Sarah and Tom (The Automaton) are the most full-realized characters in the book, as it should be since they are the focus. Sarah is a great central heroine -- and even better, she's not perfect. She makes mistakes, gets herself into scrapes, and needs the help of friends to get out of some of them. In other words, she's a very real person dealing with out-of-the-ordinary situations... just what I like in my fiction.

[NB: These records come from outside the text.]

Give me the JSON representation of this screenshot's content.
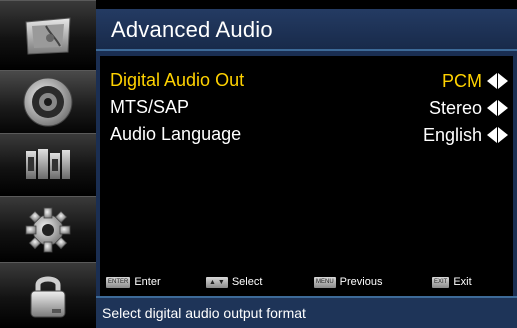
{
  "sidebar": {
    "icons": [
      {
        "name": "picture-icon"
      },
      {
        "name": "audio-speaker-icon"
      },
      {
        "name": "channel-icon"
      },
      {
        "name": "setup-gear-icon"
      },
      {
        "name": "lock-icon"
      }
    ],
    "active_index": 1
  },
  "header": {
    "title": "Advanced Audio"
  },
  "menu": {
    "items": [
      {
        "label": "Digital Audio Out",
        "value": "PCM"
      },
      {
        "label": "MTS/SAP",
        "value": "Stereo"
      },
      {
        "label": "Audio Language",
        "value": "English"
      }
    ],
    "selected_index": 0
  },
  "hints": {
    "enter": {
      "key": "ENTER",
      "label": "Enter"
    },
    "select": {
      "key": "▲ ▼",
      "label": "Select"
    },
    "previous": {
      "key": "MENU",
      "label": "Previous"
    },
    "exit": {
      "key": "EXIT",
      "label": "Exit"
    }
  },
  "status": {
    "text": "Select digital audio output format"
  },
  "colors": {
    "selected_text": "#ffd200",
    "normal_text": "#ffffff",
    "panel_blue": "#1a2e52",
    "border_blue": "#3d6a98"
  }
}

I also have to give credit to Mayer for creating a pair of secondary characters I want to know far more about. It would have been easy to let the steam-powered members of The Paragons be mostly one-note riffs on whatever their individual theme happened to be, but he's given almost all of them some deeper characteristic (almost all ... the Submersible feels like a stereotype, and Nathan/Turbine does as well) to make them stand apart. The two secondary characters I really wanted to see developed (and this being the first book of a trilogy, with a rich history to be explored, there's plenty of time) were The Professor and The Sleuth.  Their relationship is at first implied, and then outright commented on, derogatorily, by their peers. Gay-bashing was just as much a part of 1880s life as it is now, if not moreso, and while many of us would like to imagine our super-heroes would be more accepting than real people are the fact that Mayer includes some queer-baiting among the team's conversations feels more realistic to me, especially considering this book takes place during Oscar Wilde's lifetime. Still, I hope we'll get to see more of The Professor and The Sleuth's history in subsequent books.

If there's any downside to this book, it is that it explicitly IS the first book in a trilogy, and it makes no apologies or concessions. If you get to within 50 pages and you're wondering, "wow, how is Mayer going to wrap all of this up," don't be surprised that he doesn't. He wraps some of it up, but the book ends with a fat old cliffhanger that has me wishing book two was already on the stands.

No comments: